__RECORDS SUPPLIED__.
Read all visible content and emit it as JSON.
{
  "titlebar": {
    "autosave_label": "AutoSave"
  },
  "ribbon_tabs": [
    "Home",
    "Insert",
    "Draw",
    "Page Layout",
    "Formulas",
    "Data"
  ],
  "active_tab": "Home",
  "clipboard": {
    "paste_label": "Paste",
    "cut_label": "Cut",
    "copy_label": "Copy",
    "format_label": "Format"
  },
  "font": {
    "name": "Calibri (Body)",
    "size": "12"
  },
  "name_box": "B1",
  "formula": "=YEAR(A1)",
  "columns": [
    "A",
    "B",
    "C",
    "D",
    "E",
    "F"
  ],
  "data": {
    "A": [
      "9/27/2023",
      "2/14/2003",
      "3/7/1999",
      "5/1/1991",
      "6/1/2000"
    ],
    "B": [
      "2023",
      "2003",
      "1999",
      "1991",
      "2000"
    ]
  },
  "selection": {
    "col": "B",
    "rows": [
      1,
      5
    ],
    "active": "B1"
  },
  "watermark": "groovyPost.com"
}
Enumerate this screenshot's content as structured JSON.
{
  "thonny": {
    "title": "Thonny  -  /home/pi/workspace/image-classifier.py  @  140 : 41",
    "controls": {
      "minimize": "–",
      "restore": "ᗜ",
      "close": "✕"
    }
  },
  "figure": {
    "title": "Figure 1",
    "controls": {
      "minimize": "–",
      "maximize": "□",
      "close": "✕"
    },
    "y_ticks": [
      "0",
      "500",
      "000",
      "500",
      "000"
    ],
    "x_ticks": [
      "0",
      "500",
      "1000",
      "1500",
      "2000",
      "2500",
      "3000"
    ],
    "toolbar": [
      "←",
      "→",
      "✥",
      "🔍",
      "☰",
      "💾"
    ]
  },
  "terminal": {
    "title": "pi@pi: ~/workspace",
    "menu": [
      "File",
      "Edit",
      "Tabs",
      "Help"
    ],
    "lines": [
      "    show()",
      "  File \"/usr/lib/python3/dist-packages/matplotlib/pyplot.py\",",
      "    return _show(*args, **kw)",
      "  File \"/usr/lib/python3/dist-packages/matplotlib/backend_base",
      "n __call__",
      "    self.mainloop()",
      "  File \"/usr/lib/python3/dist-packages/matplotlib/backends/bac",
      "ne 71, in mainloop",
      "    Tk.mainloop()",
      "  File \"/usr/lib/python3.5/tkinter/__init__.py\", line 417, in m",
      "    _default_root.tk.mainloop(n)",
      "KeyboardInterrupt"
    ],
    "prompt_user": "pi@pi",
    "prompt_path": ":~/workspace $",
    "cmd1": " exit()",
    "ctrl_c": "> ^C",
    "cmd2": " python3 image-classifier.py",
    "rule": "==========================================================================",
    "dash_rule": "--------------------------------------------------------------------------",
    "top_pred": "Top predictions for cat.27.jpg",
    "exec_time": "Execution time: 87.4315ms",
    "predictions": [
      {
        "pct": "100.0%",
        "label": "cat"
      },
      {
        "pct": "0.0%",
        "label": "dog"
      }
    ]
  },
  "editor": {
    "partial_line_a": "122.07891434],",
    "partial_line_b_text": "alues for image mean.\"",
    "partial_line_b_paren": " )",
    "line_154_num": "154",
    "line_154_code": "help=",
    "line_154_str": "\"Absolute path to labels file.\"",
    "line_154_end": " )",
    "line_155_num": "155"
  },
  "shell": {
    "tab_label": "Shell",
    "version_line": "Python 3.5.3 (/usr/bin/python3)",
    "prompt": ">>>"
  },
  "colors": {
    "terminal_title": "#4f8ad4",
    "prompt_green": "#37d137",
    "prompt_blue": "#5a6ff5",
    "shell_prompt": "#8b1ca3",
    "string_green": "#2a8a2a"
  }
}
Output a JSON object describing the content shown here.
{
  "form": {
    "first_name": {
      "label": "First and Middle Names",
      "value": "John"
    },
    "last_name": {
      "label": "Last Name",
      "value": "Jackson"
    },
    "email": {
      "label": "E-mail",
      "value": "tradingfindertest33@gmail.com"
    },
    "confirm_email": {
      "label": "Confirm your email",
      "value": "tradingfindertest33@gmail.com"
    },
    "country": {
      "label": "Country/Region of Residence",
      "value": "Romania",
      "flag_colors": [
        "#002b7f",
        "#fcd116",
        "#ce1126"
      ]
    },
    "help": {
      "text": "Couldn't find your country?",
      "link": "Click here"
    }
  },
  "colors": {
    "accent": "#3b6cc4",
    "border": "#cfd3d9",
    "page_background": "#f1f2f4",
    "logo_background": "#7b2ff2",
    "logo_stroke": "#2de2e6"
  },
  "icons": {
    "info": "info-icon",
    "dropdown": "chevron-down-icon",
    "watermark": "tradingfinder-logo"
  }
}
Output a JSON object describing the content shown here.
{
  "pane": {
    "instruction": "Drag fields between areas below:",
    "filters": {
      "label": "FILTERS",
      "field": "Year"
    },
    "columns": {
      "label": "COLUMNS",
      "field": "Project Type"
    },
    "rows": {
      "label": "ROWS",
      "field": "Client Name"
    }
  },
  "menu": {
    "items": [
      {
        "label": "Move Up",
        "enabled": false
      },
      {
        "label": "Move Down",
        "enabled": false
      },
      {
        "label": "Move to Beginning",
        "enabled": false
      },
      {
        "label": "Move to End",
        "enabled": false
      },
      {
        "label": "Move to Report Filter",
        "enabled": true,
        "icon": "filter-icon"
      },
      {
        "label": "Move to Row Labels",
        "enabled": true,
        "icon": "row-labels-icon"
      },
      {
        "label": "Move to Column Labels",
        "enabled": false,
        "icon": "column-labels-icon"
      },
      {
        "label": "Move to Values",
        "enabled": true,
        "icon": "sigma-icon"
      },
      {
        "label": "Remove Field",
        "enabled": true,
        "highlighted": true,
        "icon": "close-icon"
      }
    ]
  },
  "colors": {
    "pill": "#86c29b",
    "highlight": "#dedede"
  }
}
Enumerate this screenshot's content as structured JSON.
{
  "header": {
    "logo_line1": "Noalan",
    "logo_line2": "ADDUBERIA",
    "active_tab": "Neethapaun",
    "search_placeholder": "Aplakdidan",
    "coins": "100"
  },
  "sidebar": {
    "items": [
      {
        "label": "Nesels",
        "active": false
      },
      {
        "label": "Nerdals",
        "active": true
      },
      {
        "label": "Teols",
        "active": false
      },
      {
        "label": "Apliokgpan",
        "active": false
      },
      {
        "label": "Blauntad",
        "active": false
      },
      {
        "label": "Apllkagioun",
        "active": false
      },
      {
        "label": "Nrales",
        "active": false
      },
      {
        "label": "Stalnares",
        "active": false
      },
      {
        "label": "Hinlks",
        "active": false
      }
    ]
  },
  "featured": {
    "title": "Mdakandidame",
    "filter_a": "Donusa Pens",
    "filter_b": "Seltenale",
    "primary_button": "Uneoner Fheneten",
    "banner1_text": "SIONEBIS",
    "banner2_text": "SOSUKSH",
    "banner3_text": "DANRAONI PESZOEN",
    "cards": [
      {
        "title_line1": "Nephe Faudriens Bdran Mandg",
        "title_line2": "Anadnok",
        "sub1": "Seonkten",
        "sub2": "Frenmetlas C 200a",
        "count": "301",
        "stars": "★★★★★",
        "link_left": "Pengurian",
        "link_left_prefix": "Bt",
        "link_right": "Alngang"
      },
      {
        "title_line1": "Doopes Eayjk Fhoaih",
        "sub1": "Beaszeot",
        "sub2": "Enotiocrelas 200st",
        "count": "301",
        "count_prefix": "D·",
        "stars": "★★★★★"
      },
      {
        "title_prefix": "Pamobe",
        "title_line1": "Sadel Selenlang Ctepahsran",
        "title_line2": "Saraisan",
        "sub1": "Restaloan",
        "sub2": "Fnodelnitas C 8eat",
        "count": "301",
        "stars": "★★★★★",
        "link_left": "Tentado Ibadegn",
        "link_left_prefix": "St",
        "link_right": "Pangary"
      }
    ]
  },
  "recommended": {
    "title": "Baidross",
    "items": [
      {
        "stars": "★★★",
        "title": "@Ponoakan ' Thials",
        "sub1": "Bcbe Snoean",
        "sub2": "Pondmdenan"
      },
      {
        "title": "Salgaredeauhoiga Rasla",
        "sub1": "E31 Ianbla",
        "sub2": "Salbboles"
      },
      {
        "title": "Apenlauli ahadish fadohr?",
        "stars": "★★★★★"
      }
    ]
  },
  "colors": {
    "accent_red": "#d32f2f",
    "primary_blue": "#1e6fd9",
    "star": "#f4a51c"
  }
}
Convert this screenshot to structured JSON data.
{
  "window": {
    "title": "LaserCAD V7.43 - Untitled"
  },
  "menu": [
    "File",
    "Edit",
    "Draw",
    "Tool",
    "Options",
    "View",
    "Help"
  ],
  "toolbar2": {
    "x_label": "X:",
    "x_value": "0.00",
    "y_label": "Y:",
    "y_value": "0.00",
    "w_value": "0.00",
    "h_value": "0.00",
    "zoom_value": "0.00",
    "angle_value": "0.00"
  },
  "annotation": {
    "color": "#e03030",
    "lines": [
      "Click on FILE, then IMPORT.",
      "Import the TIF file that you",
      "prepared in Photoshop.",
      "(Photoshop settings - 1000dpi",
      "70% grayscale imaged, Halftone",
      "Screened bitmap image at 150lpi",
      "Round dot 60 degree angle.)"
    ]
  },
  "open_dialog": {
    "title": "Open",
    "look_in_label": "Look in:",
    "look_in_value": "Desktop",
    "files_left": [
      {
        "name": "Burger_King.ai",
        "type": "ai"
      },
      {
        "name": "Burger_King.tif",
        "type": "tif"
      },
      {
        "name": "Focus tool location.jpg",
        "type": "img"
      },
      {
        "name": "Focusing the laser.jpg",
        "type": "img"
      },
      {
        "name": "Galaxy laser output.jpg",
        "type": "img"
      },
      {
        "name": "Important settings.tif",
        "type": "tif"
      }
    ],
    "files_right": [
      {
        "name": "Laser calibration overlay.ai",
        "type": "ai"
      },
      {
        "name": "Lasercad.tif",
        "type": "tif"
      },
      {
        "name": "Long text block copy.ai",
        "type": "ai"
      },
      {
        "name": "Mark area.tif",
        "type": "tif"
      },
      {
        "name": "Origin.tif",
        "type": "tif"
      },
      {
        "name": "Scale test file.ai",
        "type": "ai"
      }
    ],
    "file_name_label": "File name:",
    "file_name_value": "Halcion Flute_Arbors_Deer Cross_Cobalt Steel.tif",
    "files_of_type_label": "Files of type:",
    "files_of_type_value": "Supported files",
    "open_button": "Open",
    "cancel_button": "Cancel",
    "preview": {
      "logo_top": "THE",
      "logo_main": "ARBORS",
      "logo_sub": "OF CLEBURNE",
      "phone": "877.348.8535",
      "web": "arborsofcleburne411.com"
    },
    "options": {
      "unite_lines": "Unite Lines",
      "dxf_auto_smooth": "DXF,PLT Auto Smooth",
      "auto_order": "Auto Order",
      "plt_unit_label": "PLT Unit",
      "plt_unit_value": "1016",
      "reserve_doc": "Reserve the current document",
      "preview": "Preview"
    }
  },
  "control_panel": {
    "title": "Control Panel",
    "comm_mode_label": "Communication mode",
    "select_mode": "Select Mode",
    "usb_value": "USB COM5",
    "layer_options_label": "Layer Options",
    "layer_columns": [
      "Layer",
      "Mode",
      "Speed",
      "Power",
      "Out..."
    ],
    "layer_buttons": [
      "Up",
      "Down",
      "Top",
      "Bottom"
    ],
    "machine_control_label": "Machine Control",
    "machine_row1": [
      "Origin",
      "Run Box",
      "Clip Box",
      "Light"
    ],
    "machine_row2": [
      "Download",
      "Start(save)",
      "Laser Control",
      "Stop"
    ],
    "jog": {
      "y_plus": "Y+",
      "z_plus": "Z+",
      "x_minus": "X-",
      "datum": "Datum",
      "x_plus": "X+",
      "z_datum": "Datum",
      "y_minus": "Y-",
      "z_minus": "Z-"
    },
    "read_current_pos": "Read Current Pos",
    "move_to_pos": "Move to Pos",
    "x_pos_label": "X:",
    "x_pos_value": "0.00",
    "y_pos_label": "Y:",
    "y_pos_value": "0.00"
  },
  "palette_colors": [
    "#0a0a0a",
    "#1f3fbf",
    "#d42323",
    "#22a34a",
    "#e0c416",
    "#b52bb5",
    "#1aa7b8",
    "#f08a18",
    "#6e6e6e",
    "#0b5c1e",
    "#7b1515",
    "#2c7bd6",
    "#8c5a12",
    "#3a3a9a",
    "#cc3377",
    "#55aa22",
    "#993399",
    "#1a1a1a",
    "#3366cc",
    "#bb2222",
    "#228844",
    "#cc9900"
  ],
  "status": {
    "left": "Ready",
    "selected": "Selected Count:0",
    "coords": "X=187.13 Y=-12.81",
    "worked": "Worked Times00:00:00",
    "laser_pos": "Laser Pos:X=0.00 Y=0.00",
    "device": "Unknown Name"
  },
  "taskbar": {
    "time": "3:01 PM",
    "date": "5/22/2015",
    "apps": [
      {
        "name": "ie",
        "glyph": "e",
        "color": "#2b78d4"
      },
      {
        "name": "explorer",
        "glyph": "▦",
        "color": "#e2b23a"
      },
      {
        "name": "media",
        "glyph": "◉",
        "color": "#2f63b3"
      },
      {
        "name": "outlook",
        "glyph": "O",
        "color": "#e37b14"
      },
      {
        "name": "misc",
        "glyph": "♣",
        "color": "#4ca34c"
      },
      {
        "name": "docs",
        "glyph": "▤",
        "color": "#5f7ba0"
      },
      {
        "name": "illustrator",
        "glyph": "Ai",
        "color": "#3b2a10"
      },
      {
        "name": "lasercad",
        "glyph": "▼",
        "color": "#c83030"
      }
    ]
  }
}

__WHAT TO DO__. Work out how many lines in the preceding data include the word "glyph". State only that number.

__TASK SOLUTION__. 8